The process and required apparatus are very simple. Two pipes are used of such diameter that the smaller will go inside the larger, and the larger inside the hole to be tested, and in lengths sufficient to reach nearly to the bottom of the hole. (See Fig. 11).
On the lower end of the smaller pipe is screwed a plate upon which is placed a thick rubber ring or gasket some 2 in. or 3 in. in height, both plate and rubber being just enough smaller than the hole to be readily introduced. On top of the rubber ring rest a washer and the larger pipe. At the upper end a screw thread on the smaller pipe with nut and washer are used to draw up on the smaller pipe, bringing the rubber ring in compression and expanding it against the sides of the hole. Water can then be pumped through the smaller pipe into the section of hole below the gasket, and the pressure recorded by gage. The amount pumped to maintain the pressure is of course a measure of the leakage into the rock. Care should, of course, be taken that the gasket is properly expanded against the sides of the hole so as to make a tight joint. The results may not always be conclusive, for while very slight or no leakage necessarily indicates tight rock, much leakage may or may not indicate open seams, as it is not always possible to get a tight joint or even to know whether it is tight or not. If the surface of the rock at the hole is under water there is no way to detect leakage past the gasket. If it is above water and accessible, however, leakage past the gasket may be detected and measured, although of course such quantity would be subject to loss in seams above the gasket. If the hole is in still water the test might be made with air, and any leakage would show up as bubbles.

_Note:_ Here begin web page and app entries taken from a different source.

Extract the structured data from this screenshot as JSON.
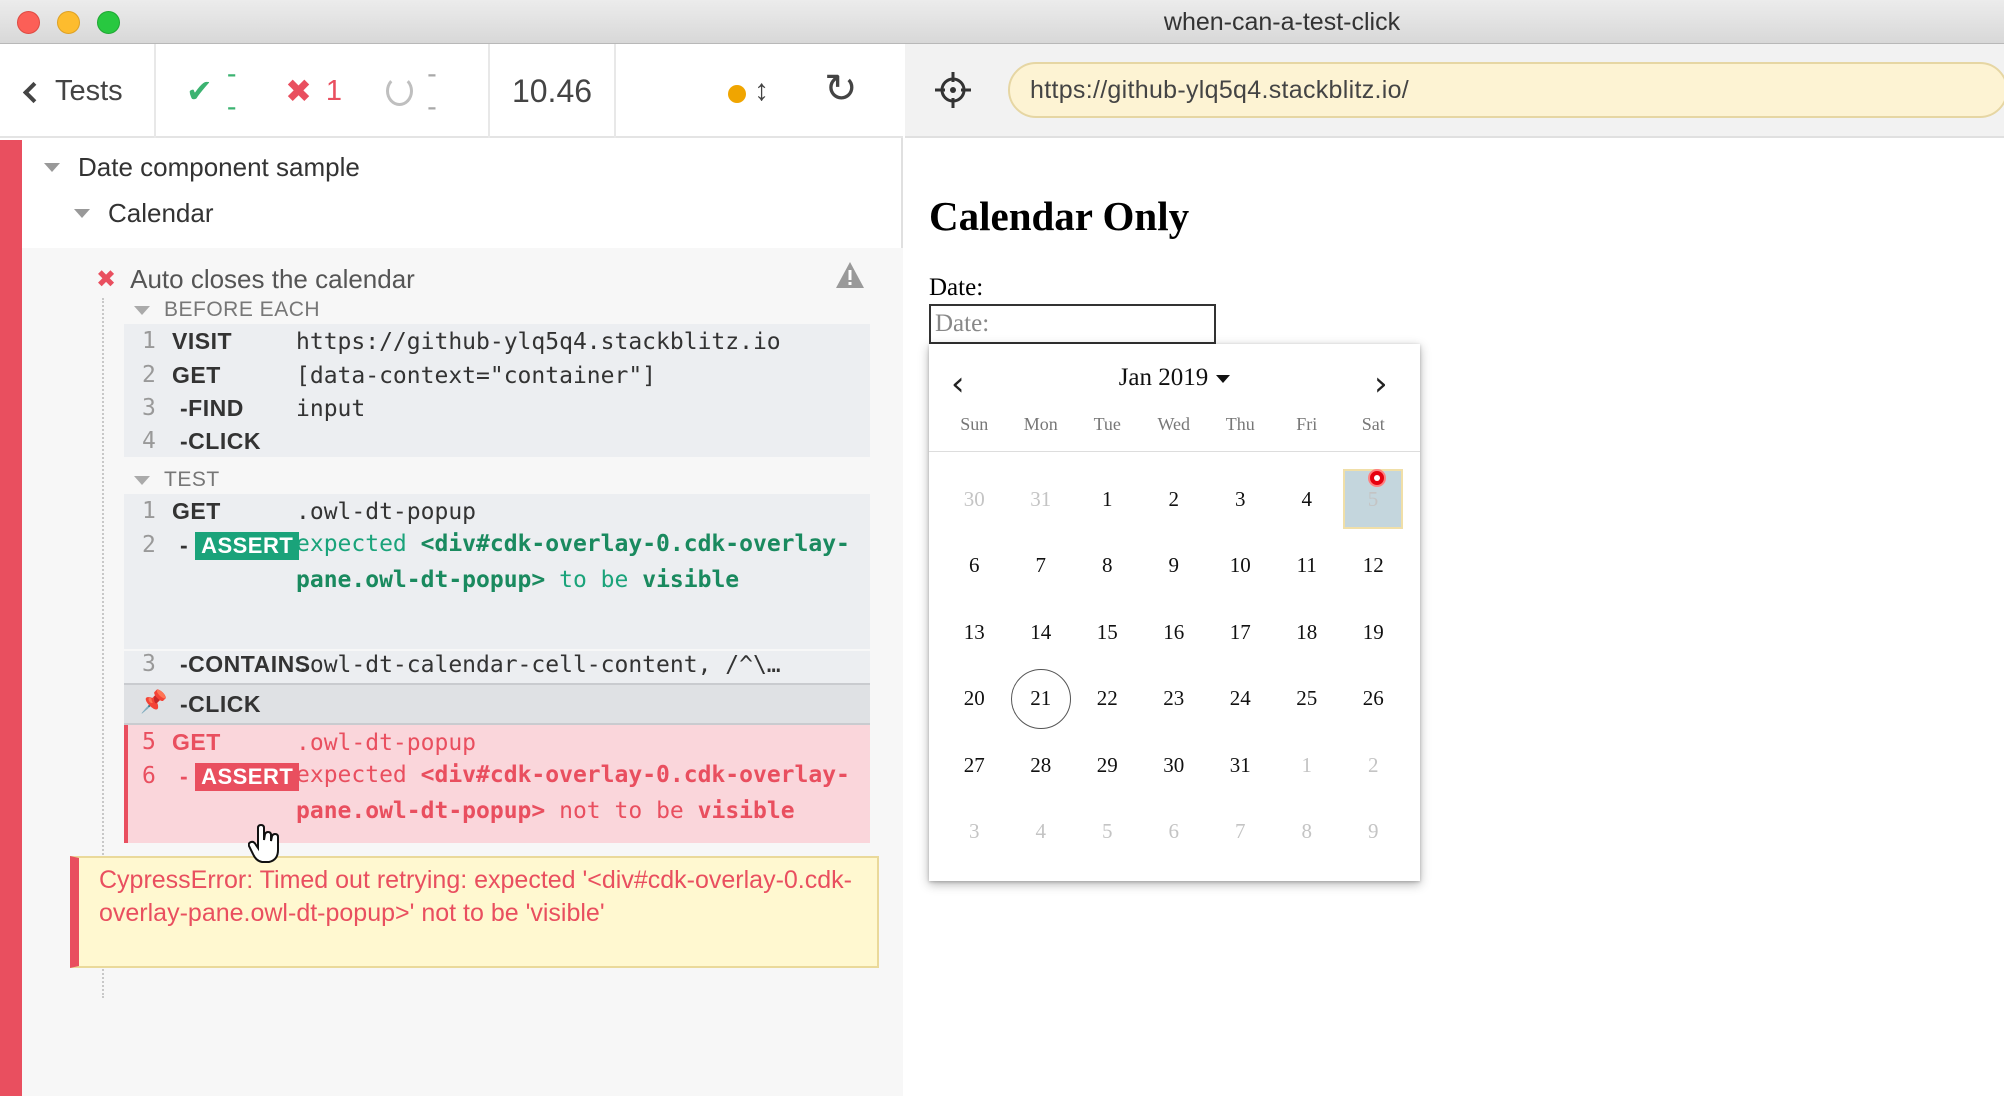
{
  "window": {
    "title": "when-can-a-test-click"
  },
  "header": {
    "tests_label": "Tests",
    "passed": "--",
    "failed": "1",
    "pending": "--",
    "duration": "10.46"
  },
  "suites": {
    "root": "Date component sample",
    "child": "Calendar",
    "test": "Auto closes the calendar"
  },
  "hooks": {
    "before_each_label": "BEFORE EACH",
    "test_label": "TEST"
  },
  "before_each_cmds": [
    {
      "num": "1",
      "name": "VISIT",
      "msg": "https://github-ylq5q4.stackblitz.io"
    },
    {
      "num": "2",
      "name": "GET",
      "msg": "[data-context=\"container\"]"
    },
    {
      "num": "3",
      "name": "-FIND",
      "msg": "input"
    },
    {
      "num": "4",
      "name": "-CLICK",
      "msg": ""
    }
  ],
  "test_cmds": [
    {
      "num": "1",
      "name": "GET",
      "msg": ".owl-dt-popup"
    },
    {
      "num": "2",
      "name": "-",
      "badge": "ASSERT",
      "msg_prefix": "expected",
      "msg_subject": "<div#cdk-overlay-0.cdk-overlay-pane.owl-dt-popup>",
      "msg_mid": "to be",
      "msg_end": "visible"
    },
    {
      "num": "3",
      "name": "-CONTAINS",
      "msg": ".owl-dt-calendar-cell-content, /^\\…"
    },
    {
      "num": "",
      "name": "-CLICK",
      "msg": ""
    },
    {
      "num": "5",
      "name": "GET",
      "msg": ".owl-dt-popup"
    },
    {
      "num": "6",
      "name": "-",
      "badge": "ASSERT",
      "msg_prefix": "expected",
      "msg_subject": "<div#cdk-overlay-0.cdk-overlay-pane.owl-dt-popup>",
      "msg_mid": "not to",
      "msg_mid2": "be",
      "msg_end": "visible"
    }
  ],
  "error": {
    "text": "CypressError: Timed out retrying: expected '<div#cdk-overlay-0.cdk-overlay-pane.owl-dt-popup>' not to be 'visible'"
  },
  "aut": {
    "url": "https://github-ylq5q4.stackblitz.io/",
    "heading": "Calendar Only",
    "date_label": "Date:",
    "input_placeholder": "Date:"
  },
  "calendar": {
    "period": "Jan 2019",
    "prev_icon": "chevron-left-icon",
    "next_icon": "chevron-right-icon",
    "weekdays": [
      "Sun",
      "Mon",
      "Tue",
      "Wed",
      "Thu",
      "Fri",
      "Sat"
    ],
    "weeks": [
      [
        "30",
        "31",
        "1",
        "2",
        "3",
        "4",
        "5"
      ],
      [
        "6",
        "7",
        "8",
        "9",
        "10",
        "11",
        "12"
      ],
      [
        "13",
        "14",
        "15",
        "16",
        "17",
        "18",
        "19"
      ],
      [
        "20",
        "21",
        "22",
        "23",
        "24",
        "25",
        "26"
      ],
      [
        "27",
        "28",
        "29",
        "30",
        "31",
        "1",
        "2"
      ],
      [
        "3",
        "4",
        "5",
        "6",
        "7",
        "8",
        "9"
      ]
    ],
    "today": "21",
    "selected": "5"
  },
  "colors": {
    "fail": "#e94f5f",
    "pass": "#3cb371",
    "assert_green": "#1aa37a",
    "url_bg": "#fdf3d3",
    "error_bg": "#fff8d0"
  }
}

Fig. 11. Apparatus for testing tightness of seams encountered by a boring in rock.
In the case of a hole in very seamy or distorted rock, or rock tilted up to approach the perpendicular or where it may be known or suspected that the sides of the hole are full of cavities from the dropping of fragments into the hole while boring, the only way to obtain a tight closure may be to cement the pipe (one pipe in this case) into the hole and make the test after the cement has hardened sufficiently.
The test may be made at as many points in a hole as desirable, each one of course showing the total leakage below the gasket. Let each test be directed toward solving the maximum remaining uncertainty. Thus assume a hole 30 ft. deep test first at 15 ft. Then if large leakage is found move to 22.5 ft. Then if no leakage is observed move to 18.75. Whatever is the result the seam has been located within 3.75 ft. by three tests.
In boring across seams fragments are liable to break off and drop into the hole; this is more liable to occur if the stratification makes but a small angle with the perpendicular hole. In the holes under discussion this was very much in evidence, and many of the tests were inconclusive. Hole No. 1 was found to be absolutely tight as 75 lb. pressure below elevation 72. A leak of 1.64 cu. ft. per minute at practically no pressure was located between elevations 72 and 75, but as at that elevation it was only 7 ft. horizontally to the river, the leakage indicated nothing objectionable. That the soft streak was sound and entirely suitable for a foundation was indicated by a test in Hole No. 5 at elevation 70 where the hole was found absolutely tight at 75 lb. pressure.
The above-described procedure for testing holes is entirely suitable and sufficient for the purpose of a preliminary examination, i.e., to determine feasibility, design and estimate of cost.
When, however, the foundation has been unwatered and the bed rock has been stripped of all loose overlying material, both opportunity and time are afforded for a more exhaustive and detailed examination. Such further examination, possibly involving additional holes, might be desirable in connection with the question of necessity for or extent of grouting the foundation.
An apparatus similar to the above, but employing two gaskets, may be used. One application of the pressure tests only that portion of the hole between the two gaskets, which may be set at any desired distance apart. The following description and illustration of such an apparatus is taken from an article appearing in Engineering Record, July 4, 1908, which described methods of testing the foundation of the Olive Bridge dam.